In other words, in order to even graduate, I will be forced to take 144 total credit hours to make up for the 24 phantom credits so I can meet both the college’s standards and the obligations of my Air Force contract. This is a burnout-inducing problem that I share with all of my peers across the ROTC community at Cornell, regardless of college. One with neither an appeal process nor sympathy from the University’s administrators.
This weekend, Cornell Army ROTC students joined cadets from Rochester Institute of Technology and Syracuse University on the muddy fields of Ithaca’s Mt. Pleasant for “Operation April Blood”, a four-day field training exercise.
Students were divided into small squads of 12 for the weekend of intensive training.

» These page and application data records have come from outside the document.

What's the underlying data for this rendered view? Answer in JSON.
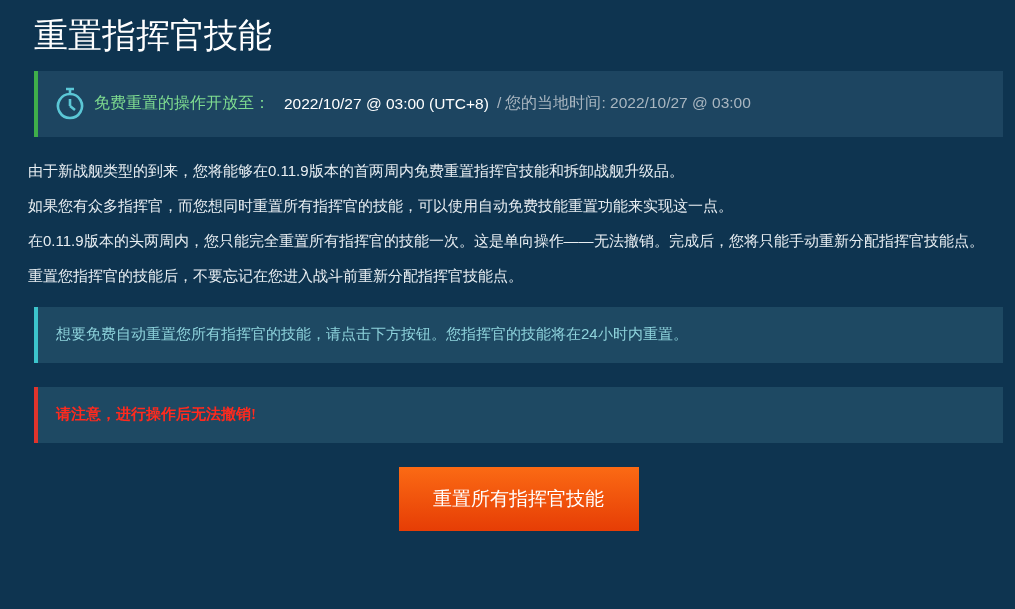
{
  "title": "重置指挥官技能",
  "timer": {
    "label": "免费重置的操作开放至：",
    "server_time": "2022/10/27 @ 03:00 (UTC+8)",
    "local_time": "/ 您的当地时间: 2022/10/27 @ 03:00"
  },
  "paragraphs": [
    "由于新战舰类型的到来，您将能够在0.11.9版本的首两周内免费重置指挥官技能和拆卸战舰升级品。",
    "如果您有众多指挥官，而您想同时重置所有指挥官的技能，可以使用自动免费技能重置功能来实现这一点。",
    "在0.11.9版本的头两周内，您只能完全重置所有指挥官的技能一次。这是单向操作——无法撤销。完成后，您将只能手动重新分配指挥官技能点。",
    "重置您指挥官的技能后，不要忘记在您进入战斗前重新分配指挥官技能点。"
  ],
  "notices": [
    {
      "kind": "info",
      "text": "想要免费自动重置您所有指挥官的技能，请点击下方按钮。您指挥官的技能将在24小时内重置。",
      "color": "#3cc4cc"
    },
    {
      "kind": "warning",
      "text": "请注意，进行操作后无法撤销!",
      "color": "#e0342c"
    }
  ],
  "button": {
    "label": "重置所有指挥官技能"
  }
}
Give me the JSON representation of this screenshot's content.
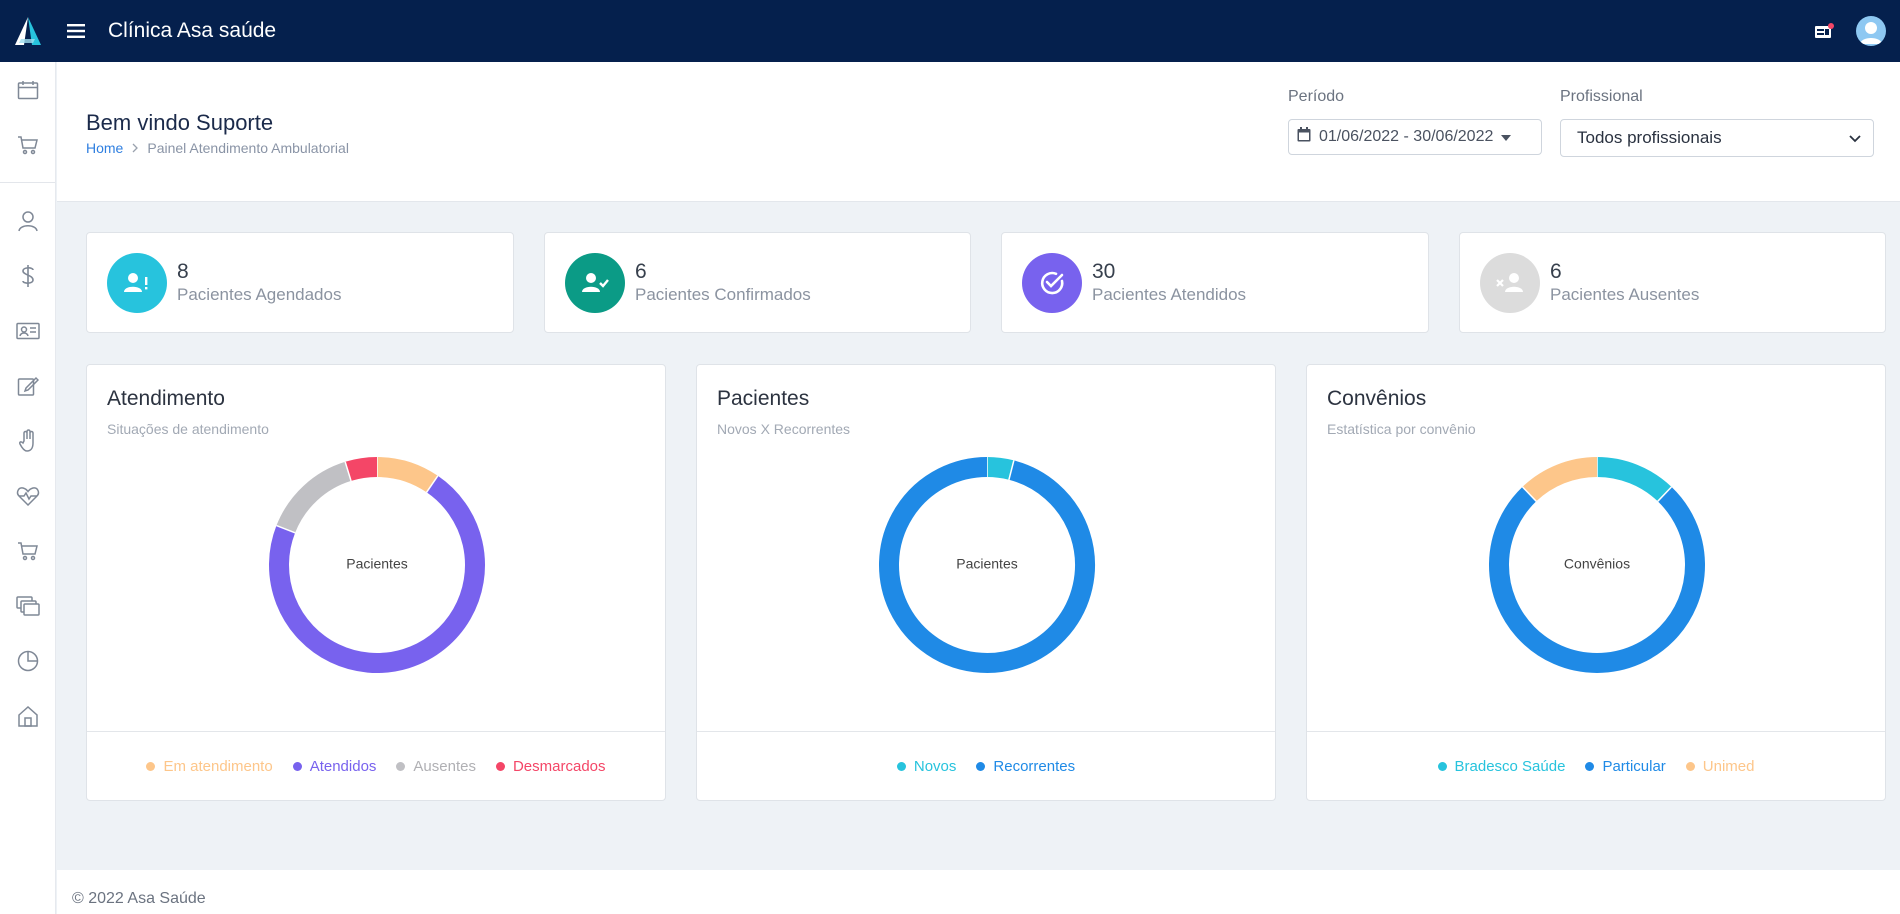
{
  "app": {
    "title": "Clínica Asa saúde"
  },
  "colors": {
    "topbar": "#05204d",
    "accent_blue": "#2f7fe0",
    "teal": "#27c3dd",
    "green": "#0b9b86",
    "purple": "#7862ee",
    "grey": "#dcdcdc",
    "orange": "#fdc68a",
    "red": "#f44667",
    "donut_blue": "#1f8ae6",
    "donut_grey": "#c0c0c4"
  },
  "header": {
    "welcome": "Bem vindo Suporte",
    "breadcrumb": {
      "home": "Home",
      "current": "Painel Atendimento Ambulatorial"
    },
    "periodo_label": "Período",
    "periodo_value": "01/06/2022 - 30/06/2022",
    "profissional_label": "Profissional",
    "profissional_value": "Todos profissionais"
  },
  "sidebar": {
    "icons": [
      "calendar-icon",
      "cart-settings-icon",
      "user-icon",
      "dollar-icon",
      "id-card-icon",
      "edit-icon",
      "hand-icon",
      "heart-pulse-icon",
      "shopping-cart-icon",
      "stack-icon",
      "pie-chart-icon",
      "home-icon"
    ]
  },
  "stats": [
    {
      "value": "8",
      "label": "Pacientes Agendados",
      "icon": "user-alert-icon",
      "color": "#27c3dd"
    },
    {
      "value": "6",
      "label": "Pacientes Confirmados",
      "icon": "user-check-icon",
      "color": "#0b9b86"
    },
    {
      "value": "30",
      "label": "Pacientes Atendidos",
      "icon": "check-circle-icon",
      "color": "#7862ee"
    },
    {
      "value": "6",
      "label": "Pacientes Ausentes",
      "icon": "user-x-icon",
      "color": "#dcdcdc"
    }
  ],
  "chart_data": [
    {
      "type": "pie",
      "title": "Atendimento",
      "subtitle": "Situações de atendimento",
      "center_label": "Pacientes",
      "categories": [
        "Em atendimento",
        "Atendidos",
        "Ausentes",
        "Desmarcados"
      ],
      "values": [
        4,
        30,
        6,
        2
      ],
      "colors": [
        "#fdc68a",
        "#7862ee",
        "#c0c0c4",
        "#f44667"
      ],
      "legend": "bottom"
    },
    {
      "type": "pie",
      "title": "Pacientes",
      "subtitle": "Novos X Recorrentes",
      "center_label": "Pacientes",
      "categories": [
        "Novos",
        "Recorrentes"
      ],
      "values": [
        1,
        24
      ],
      "colors": [
        "#27c3dd",
        "#1f8ae6"
      ],
      "legend": "bottom"
    },
    {
      "type": "pie",
      "title": "Convênios",
      "subtitle": "Estatística por convênio",
      "center_label": "Convênios",
      "categories": [
        "Bradesco Saúde",
        "Particular",
        "Unimed"
      ],
      "values": [
        4,
        25,
        4
      ],
      "colors": [
        "#27c3dd",
        "#1f8ae6",
        "#fdc68a"
      ],
      "legend": "bottom"
    }
  ],
  "footer": {
    "text": "© 2022 Asa Saúde"
  }
}
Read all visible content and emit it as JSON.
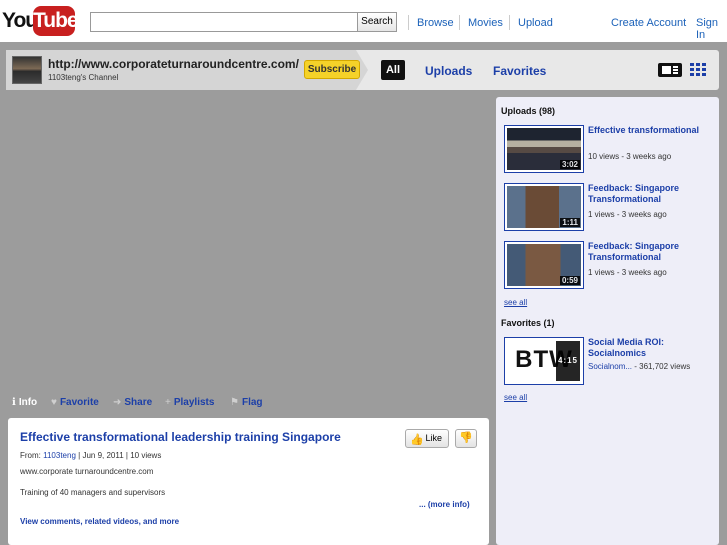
{
  "masthead": {
    "logo_you": "You",
    "logo_tube": "Tube",
    "search_placeholder": "",
    "search_button": "Search",
    "nav": {
      "browse": "Browse",
      "movies": "Movies",
      "upload": "Upload",
      "create_account": "Create Account",
      "sign_in": "Sign In"
    }
  },
  "channel": {
    "url": "http://www.corporateturnaroundcentre.com/",
    "name": "1103teng's Channel",
    "subscribe": "Subscribe",
    "tabs": {
      "all": "All",
      "uploads": "Uploads",
      "favorites": "Favorites"
    }
  },
  "actions": {
    "info": "Info",
    "favorite": "Favorite",
    "share": "Share",
    "playlists": "Playlists",
    "flag": "Flag"
  },
  "video": {
    "title": "Effective transformational leadership training Singapore",
    "like": "Like",
    "from_label": "From:",
    "author": "1103teng",
    "date": "| Jun 9, 2011",
    "views": "| 10 views",
    "website": "www.corporate turnaroundcentre.com",
    "description": "Training of 40 managers and supervisors",
    "more_info": "... (more info)",
    "view_comments": "View comments, related videos, and more"
  },
  "sidebar": {
    "uploads_heading": "Uploads (98)",
    "uploads": [
      {
        "title": "Effective transformational",
        "stats": "10 views - 3 weeks ago",
        "duration": "3:02"
      },
      {
        "title": "Feedback: Singapore Transformational",
        "stats": "1 views - 3 weeks ago",
        "duration": "1:11"
      },
      {
        "title": "Feedback: Singapore Transformational",
        "stats": "1 views - 3 weeks ago",
        "duration": "0:59"
      }
    ],
    "see_all_uploads": "see all",
    "favorites_heading": "Favorites (1)",
    "favorites": [
      {
        "title": "Social Media ROI: Socialnomics",
        "stats_author": "Socialnom...",
        "stats_views": "- 361,702 views",
        "duration": "4:15",
        "thumb_text": "BTW"
      }
    ],
    "see_all_favorites": "see all"
  }
}
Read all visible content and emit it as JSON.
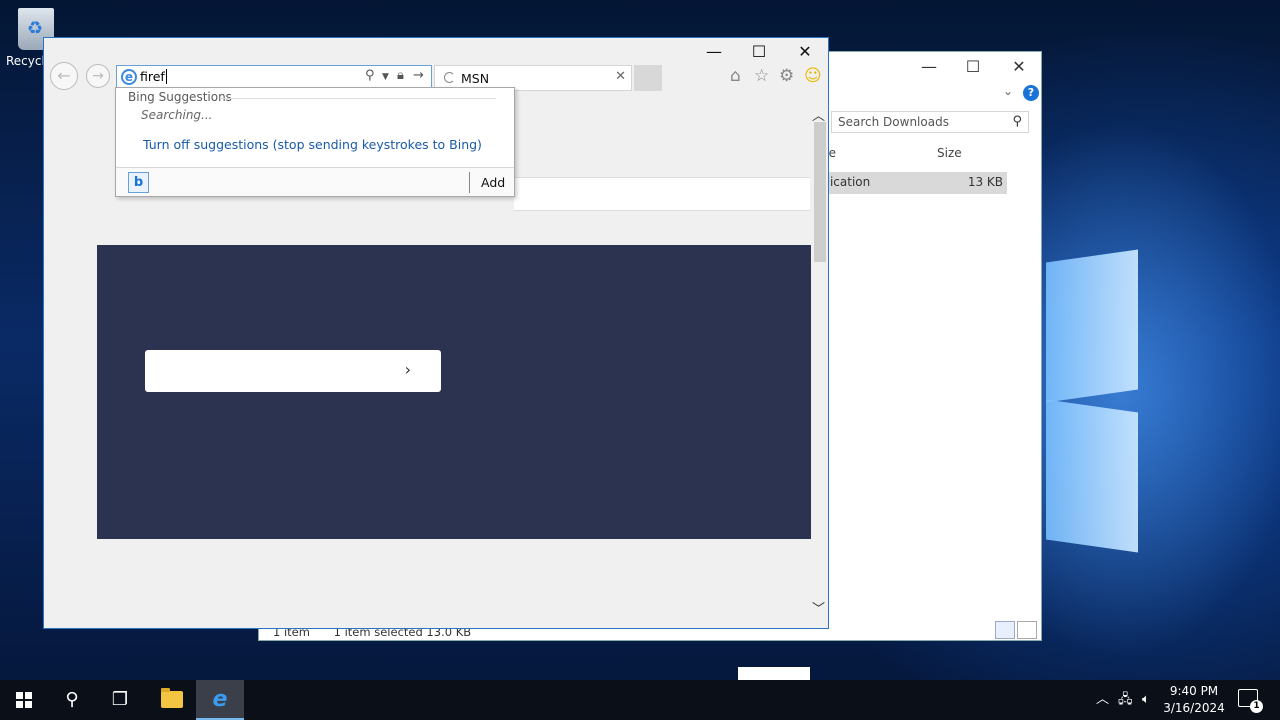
{
  "desktop": {
    "recycle_bin_label": "Recycle"
  },
  "explorer": {
    "search_placeholder": "Search Downloads",
    "columns": [
      "pe",
      "Size"
    ],
    "row": {
      "type": "plication",
      "size": "13 KB"
    },
    "status": {
      "items": "1 item",
      "selected": "1 item selected  13.0 KB"
    }
  },
  "ie": {
    "address_value": "firef",
    "tab_title": "MSN",
    "suggestions": {
      "header": "Bing Suggestions",
      "searching": "Searching...",
      "turn_off": "Turn off suggestions (stop sending keystrokes to Bing)",
      "add": "Add"
    }
  },
  "taskbar": {
    "time": "9:40 PM",
    "date": "3/16/2024",
    "notification_count": "1"
  },
  "colors": {
    "ie_border": "#2a74c4",
    "hero_bg": "#2b3350",
    "link": "#1a5aa8",
    "taskbar": "#0b0f17"
  }
}
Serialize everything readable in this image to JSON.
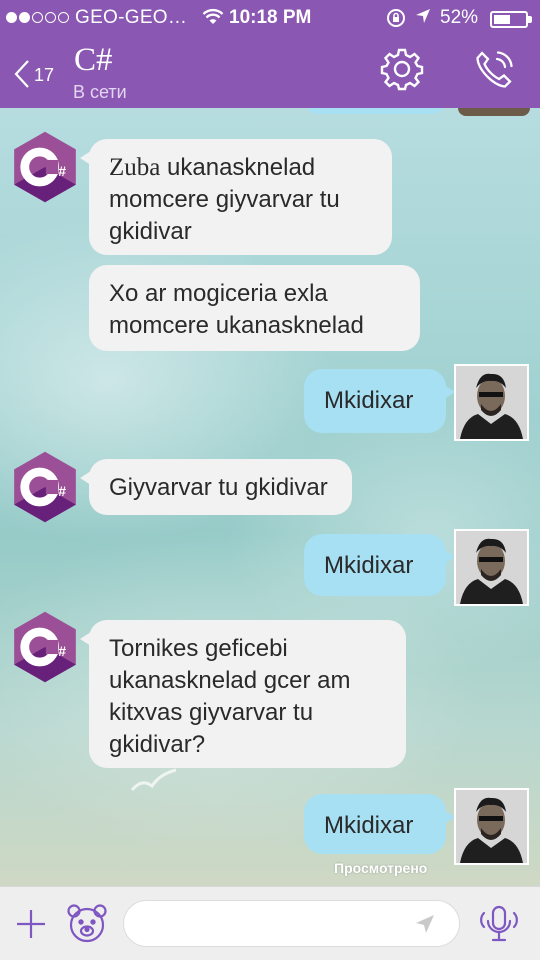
{
  "status_bar": {
    "carrier": "GEO-GEO…",
    "time": "10:18 PM",
    "battery": "52%",
    "battery_level": 0.52
  },
  "header": {
    "unread_count": "17",
    "title": "C#",
    "subtitle": "В сети"
  },
  "messages": [
    {
      "sender": "C#",
      "lead": "Zuba",
      "text": " ukanasknelad momcere giyvarvar tu gkidivar"
    },
    {
      "sender": "C#",
      "text": "Xo ar mogiceria exla momcere ukanasknelad"
    },
    {
      "sender": "me",
      "text": "Mkidixar"
    },
    {
      "sender": "C#",
      "text": "Giyvarvar tu gkidivar"
    },
    {
      "sender": "me",
      "text": "Mkidixar"
    },
    {
      "sender": "C#",
      "text": "Tornikes geficebi ukanasknelad gcer am kitxvas giyvarvar tu gkidivar?"
    },
    {
      "sender": "me",
      "text": "Mkidixar"
    }
  ],
  "seen_label": "Просмотрено",
  "composer": {
    "value": ""
  },
  "icons": {
    "back": "chevron-left-icon",
    "settings": "gear-icon",
    "call": "phone-icon",
    "attach": "plus-icon",
    "sticker": "bear-sticker-icon",
    "send": "send-arrow-icon",
    "voice": "microphone-icon"
  },
  "colors": {
    "header": "#8a58b3",
    "incoming_bubble": "#f2f2f2",
    "outgoing_bubble": "#a7dff3",
    "csharp_logo": "#9b4f96",
    "icon_purple": "#7e57c2"
  }
}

According to Officer Matthew Meyers, a physical training instructor from Cortland College, which is part of Cornell’s ROTC program, the training provided cadets a better simulation of the real army experience, where they must collaborate effectively with people have never met, according to Officer Matthew Meyers, a physical training instructor from Cortland College, which is part of Cornell’s ROTC program.